### WHAT IS REQUIRED
I'd like the entries repeated exactly, without their pictures.
(Beginning of THE RECORDS)
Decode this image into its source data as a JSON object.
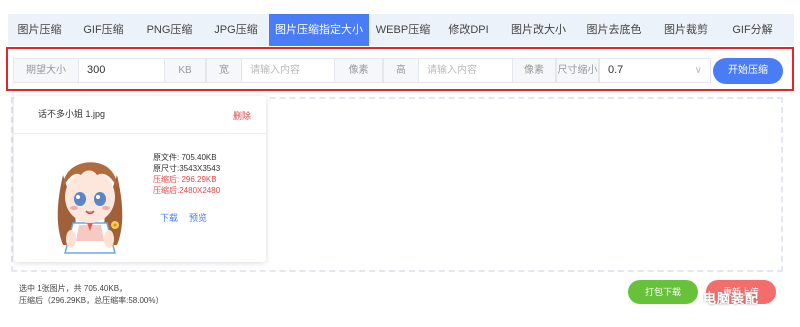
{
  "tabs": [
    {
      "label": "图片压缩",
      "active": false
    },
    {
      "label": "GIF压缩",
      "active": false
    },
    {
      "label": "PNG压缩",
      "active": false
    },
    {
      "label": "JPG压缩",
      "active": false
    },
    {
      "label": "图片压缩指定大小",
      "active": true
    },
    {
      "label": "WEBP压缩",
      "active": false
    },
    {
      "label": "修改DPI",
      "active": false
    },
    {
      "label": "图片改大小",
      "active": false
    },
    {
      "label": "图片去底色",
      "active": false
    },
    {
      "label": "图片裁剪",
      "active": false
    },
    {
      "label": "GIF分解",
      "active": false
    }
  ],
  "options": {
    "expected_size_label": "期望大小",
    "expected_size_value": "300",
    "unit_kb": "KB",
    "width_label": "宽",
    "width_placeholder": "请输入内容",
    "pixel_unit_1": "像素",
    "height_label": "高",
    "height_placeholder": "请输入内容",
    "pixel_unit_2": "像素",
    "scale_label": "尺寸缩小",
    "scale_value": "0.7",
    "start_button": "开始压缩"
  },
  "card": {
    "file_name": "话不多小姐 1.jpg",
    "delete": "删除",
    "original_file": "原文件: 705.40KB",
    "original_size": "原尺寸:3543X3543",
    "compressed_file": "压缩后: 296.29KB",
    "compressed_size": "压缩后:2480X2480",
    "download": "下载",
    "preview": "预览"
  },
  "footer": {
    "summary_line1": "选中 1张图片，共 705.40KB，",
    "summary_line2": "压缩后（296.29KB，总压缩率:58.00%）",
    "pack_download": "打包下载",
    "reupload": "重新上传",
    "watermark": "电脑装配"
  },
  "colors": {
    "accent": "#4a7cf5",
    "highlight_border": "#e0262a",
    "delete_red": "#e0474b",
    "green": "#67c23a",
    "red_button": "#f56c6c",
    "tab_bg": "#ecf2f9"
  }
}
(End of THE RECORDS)
### ANSWER AREA
Decode this image into its source data as a JSON object.
{
  "tabs": [
    {
      "label": "图片压缩",
      "active": false
    },
    {
      "label": "GIF压缩",
      "active": false
    },
    {
      "label": "PNG压缩",
      "active": false
    },
    {
      "label": "JPG压缩",
      "active": false
    },
    {
      "label": "图片压缩指定大小",
      "active": true
    },
    {
      "label": "WEBP压缩",
      "active": false
    },
    {
      "label": "修改DPI",
      "active": false
    },
    {
      "label": "图片改大小",
      "active": false
    },
    {
      "label": "图片去底色",
      "active": false
    },
    {
      "label": "图片裁剪",
      "active": false
    },
    {
      "label": "GIF分解",
      "active": false
    }
  ],
  "options": {
    "expected_size_label": "期望大小",
    "expected_size_value": "300",
    "unit_kb": "KB",
    "width_label": "宽",
    "width_placeholder": "请输入内容",
    "pixel_unit_1": "像素",
    "height_label": "高",
    "height_placeholder": "请输入内容",
    "pixel_unit_2": "像素",
    "scale_label": "尺寸缩小",
    "scale_value": "0.7",
    "start_button": "开始压缩"
  },
  "card": {
    "file_name": "话不多小姐 1.jpg",
    "delete": "删除",
    "original_file": "原文件: 705.40KB",
    "original_size": "原尺寸:3543X3543",
    "compressed_file": "压缩后: 296.29KB",
    "compressed_size": "压缩后:2480X2480",
    "download": "下载",
    "preview": "预览"
  },
  "footer": {
    "summary_line1": "选中 1张图片，共 705.40KB，",
    "summary_line2": "压缩后（296.29KB，总压缩率:58.00%）",
    "pack_download": "打包下载",
    "reupload": "重新上传",
    "watermark": "电脑装配"
  },
  "colors": {
    "accent": "#4a7cf5",
    "highlight_border": "#e0262a",
    "delete_red": "#e0474b",
    "green": "#67c23a",
    "red_button": "#f56c6c",
    "tab_bg": "#ecf2f9"
  }
}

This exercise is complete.